EXERCISE MATERIAL —

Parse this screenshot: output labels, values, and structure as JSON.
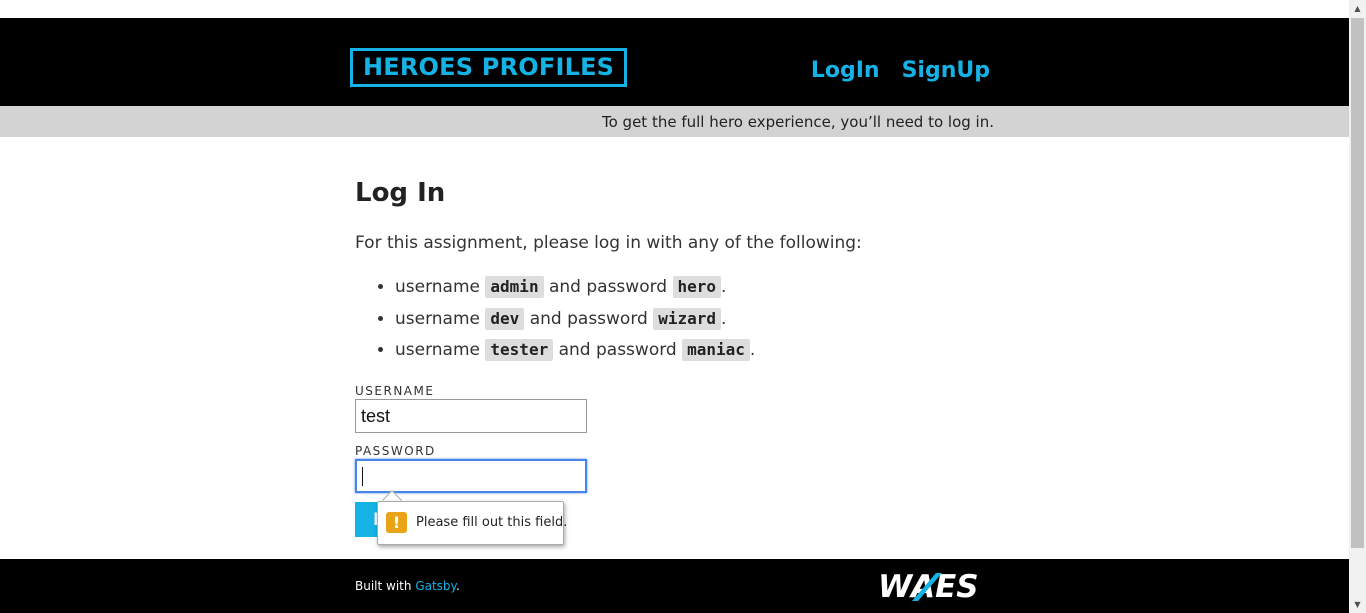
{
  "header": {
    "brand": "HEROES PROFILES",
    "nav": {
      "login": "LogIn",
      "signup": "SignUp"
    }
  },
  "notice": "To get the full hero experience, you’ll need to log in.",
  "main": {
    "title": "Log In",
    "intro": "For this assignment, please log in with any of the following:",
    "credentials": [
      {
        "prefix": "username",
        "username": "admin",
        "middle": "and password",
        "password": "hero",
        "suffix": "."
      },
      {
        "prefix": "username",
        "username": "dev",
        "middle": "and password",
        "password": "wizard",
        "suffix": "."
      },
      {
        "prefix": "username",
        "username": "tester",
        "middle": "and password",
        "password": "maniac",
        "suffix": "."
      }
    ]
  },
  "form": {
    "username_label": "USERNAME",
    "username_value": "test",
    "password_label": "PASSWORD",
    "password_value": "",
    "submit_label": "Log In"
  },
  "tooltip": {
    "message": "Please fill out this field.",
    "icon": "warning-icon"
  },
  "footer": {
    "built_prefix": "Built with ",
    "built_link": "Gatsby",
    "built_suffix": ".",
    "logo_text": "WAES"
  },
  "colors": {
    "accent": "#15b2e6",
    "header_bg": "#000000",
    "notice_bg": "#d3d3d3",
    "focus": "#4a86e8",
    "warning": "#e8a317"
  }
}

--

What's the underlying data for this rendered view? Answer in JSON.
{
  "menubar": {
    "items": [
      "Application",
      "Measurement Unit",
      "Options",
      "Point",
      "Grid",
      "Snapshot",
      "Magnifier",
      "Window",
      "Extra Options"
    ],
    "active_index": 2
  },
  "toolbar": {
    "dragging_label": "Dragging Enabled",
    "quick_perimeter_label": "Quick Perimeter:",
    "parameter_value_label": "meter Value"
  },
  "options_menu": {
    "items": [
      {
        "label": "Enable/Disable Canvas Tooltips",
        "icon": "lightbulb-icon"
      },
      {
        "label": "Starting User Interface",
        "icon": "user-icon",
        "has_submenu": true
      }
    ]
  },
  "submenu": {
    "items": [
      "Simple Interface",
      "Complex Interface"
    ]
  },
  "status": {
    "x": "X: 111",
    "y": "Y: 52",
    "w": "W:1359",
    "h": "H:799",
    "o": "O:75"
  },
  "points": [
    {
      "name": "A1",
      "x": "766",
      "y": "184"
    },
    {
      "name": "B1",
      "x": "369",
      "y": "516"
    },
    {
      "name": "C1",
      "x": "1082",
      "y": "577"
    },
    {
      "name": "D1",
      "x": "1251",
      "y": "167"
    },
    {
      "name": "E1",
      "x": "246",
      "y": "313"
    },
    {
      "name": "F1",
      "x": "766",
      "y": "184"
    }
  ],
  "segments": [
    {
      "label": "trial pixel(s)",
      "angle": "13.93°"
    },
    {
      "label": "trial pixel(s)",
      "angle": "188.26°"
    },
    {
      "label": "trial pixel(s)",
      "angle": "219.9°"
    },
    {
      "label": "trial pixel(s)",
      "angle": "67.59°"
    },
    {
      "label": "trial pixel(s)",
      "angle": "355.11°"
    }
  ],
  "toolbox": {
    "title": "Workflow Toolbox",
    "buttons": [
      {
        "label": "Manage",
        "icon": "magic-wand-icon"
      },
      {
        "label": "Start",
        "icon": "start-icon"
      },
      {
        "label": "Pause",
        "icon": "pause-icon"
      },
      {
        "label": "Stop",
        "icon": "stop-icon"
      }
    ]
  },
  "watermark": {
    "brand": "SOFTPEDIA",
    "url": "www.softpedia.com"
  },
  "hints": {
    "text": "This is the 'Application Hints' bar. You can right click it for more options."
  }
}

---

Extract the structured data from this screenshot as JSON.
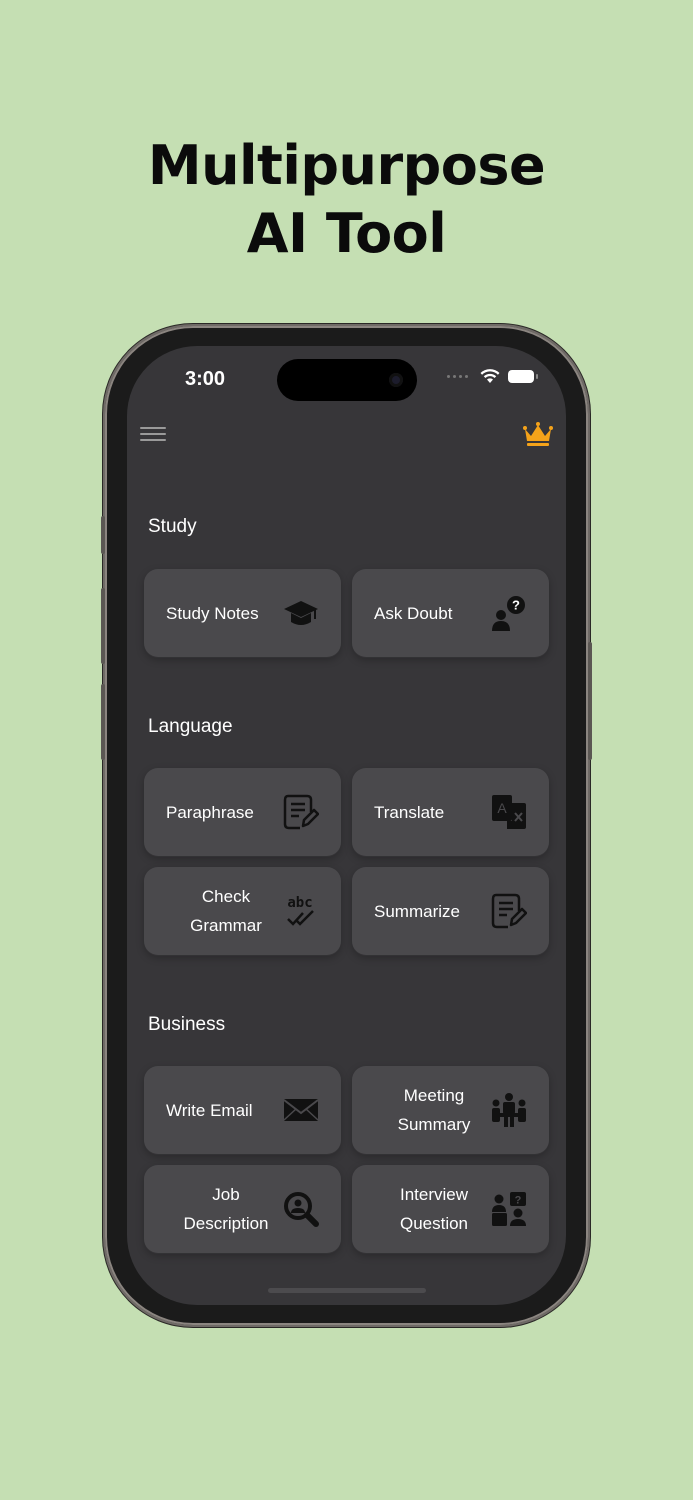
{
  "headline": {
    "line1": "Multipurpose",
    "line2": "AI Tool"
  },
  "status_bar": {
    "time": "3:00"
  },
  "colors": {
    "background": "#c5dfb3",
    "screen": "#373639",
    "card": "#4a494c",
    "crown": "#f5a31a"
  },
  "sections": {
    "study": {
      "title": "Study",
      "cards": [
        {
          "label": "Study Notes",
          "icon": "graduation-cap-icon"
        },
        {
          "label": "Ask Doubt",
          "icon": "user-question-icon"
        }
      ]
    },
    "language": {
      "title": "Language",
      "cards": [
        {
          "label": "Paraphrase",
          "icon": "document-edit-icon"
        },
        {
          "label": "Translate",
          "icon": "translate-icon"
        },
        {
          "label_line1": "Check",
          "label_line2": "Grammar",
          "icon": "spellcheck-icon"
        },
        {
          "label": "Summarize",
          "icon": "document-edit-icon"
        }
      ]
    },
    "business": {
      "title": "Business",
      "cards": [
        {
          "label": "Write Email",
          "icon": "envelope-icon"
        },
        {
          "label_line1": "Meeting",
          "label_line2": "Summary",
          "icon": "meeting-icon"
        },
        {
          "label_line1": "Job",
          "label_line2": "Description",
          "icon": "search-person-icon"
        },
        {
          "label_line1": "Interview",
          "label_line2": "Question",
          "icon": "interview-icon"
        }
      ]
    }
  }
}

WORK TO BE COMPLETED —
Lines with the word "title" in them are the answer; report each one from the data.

SOLUTION TO THIS PROBLEM —
    "title": "Log In",
    "title": "Workflow Toolbox",
      "title": "Study",
      "title": "Language",
      "title": "Business",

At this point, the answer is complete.